→ **EXERCISE PROMPT**
Would you output each record exactly as it stands?

→ **PROVIDED RECORDS**
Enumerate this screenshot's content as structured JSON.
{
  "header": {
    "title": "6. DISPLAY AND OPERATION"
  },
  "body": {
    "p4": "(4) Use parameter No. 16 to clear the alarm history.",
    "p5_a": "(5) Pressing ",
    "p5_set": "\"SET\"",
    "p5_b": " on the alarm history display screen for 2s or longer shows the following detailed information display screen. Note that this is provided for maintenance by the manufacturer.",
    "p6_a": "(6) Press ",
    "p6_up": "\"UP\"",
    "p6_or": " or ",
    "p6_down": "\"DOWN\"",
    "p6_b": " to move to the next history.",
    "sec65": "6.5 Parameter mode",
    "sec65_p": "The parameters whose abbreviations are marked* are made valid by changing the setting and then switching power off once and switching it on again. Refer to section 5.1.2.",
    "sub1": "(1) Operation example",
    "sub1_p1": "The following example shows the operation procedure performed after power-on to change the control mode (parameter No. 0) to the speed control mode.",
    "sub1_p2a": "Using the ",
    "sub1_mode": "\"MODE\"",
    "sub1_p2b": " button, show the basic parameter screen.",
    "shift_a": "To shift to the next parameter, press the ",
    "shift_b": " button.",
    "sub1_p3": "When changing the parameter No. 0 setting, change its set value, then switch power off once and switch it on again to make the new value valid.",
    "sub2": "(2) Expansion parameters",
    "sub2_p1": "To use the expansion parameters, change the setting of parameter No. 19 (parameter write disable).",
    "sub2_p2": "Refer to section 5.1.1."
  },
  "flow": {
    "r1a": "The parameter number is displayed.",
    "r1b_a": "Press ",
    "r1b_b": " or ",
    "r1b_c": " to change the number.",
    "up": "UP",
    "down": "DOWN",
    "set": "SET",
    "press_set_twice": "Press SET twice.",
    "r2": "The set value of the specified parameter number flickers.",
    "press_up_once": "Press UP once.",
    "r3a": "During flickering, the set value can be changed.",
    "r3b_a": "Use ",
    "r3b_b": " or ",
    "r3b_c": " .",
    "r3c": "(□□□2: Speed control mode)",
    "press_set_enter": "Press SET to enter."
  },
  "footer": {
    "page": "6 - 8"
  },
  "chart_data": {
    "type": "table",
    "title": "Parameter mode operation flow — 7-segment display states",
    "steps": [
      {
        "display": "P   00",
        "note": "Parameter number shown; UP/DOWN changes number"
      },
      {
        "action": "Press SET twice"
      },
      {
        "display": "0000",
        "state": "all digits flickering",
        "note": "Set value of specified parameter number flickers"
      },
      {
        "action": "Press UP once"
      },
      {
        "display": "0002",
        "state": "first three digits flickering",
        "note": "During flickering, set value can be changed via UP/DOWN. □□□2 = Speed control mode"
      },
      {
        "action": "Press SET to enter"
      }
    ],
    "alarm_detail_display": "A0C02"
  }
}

→ **ANSWER SECTION**
Enumerate this screenshot's content as structured JSON.
{
  "header": {
    "title": "6. DISPLAY AND OPERATION"
  },
  "body": {
    "p4": "(4) Use parameter No. 16 to clear the alarm history.",
    "p5_a": "(5) Pressing ",
    "p5_set": "\"SET\"",
    "p5_b": " on the alarm history display screen for 2s or longer shows the following detailed information display screen. Note that this is provided for maintenance by the manufacturer.",
    "p6_a": "(6) Press ",
    "p6_up": "\"UP\"",
    "p6_or": " or ",
    "p6_down": "\"DOWN\"",
    "p6_b": " to move to the next history.",
    "sec65": "6.5 Parameter mode",
    "sec65_p": "The parameters whose abbreviations are marked* are made valid by changing the setting and then switching power off once and switching it on again. Refer to section 5.1.2.",
    "sub1": "(1) Operation example",
    "sub1_p1": "The following example shows the operation procedure performed after power-on to change the control mode (parameter No. 0) to the speed control mode.",
    "sub1_p2a": "Using the ",
    "sub1_mode": "\"MODE\"",
    "sub1_p2b": " button, show the basic parameter screen.",
    "shift_a": "To shift to the next parameter, press the ",
    "shift_b": " button.",
    "sub1_p3": "When changing the parameter No. 0 setting, change its set value, then switch power off once and switch it on again to make the new value valid.",
    "sub2": "(2) Expansion parameters",
    "sub2_p1": "To use the expansion parameters, change the setting of parameter No. 19 (parameter write disable).",
    "sub2_p2": "Refer to section 5.1.1."
  },
  "flow": {
    "r1a": "The parameter number is displayed.",
    "r1b_a": "Press ",
    "r1b_b": " or ",
    "r1b_c": " to change the number.",
    "up": "UP",
    "down": "DOWN",
    "set": "SET",
    "press_set_twice": "Press SET twice.",
    "r2": "The set value of the specified parameter number flickers.",
    "press_up_once": "Press UP once.",
    "r3a": "During flickering, the set value can be changed.",
    "r3b_a": "Use ",
    "r3b_b": " or ",
    "r3b_c": " .",
    "r3c": "(□□□2: Speed control mode)",
    "press_set_enter": "Press SET to enter."
  },
  "footer": {
    "page": "6 - 8"
  },
  "chart_data": {
    "type": "table",
    "title": "Parameter mode operation flow — 7-segment display states",
    "steps": [
      {
        "display": "P   00",
        "note": "Parameter number shown; UP/DOWN changes number"
      },
      {
        "action": "Press SET twice"
      },
      {
        "display": "0000",
        "state": "all digits flickering",
        "note": "Set value of specified parameter number flickers"
      },
      {
        "action": "Press UP once"
      },
      {
        "display": "0002",
        "state": "first three digits flickering",
        "note": "During flickering, set value can be changed via UP/DOWN. □□□2 = Speed control mode"
      },
      {
        "action": "Press SET to enter"
      }
    ],
    "alarm_detail_display": "A0C02"
  }
}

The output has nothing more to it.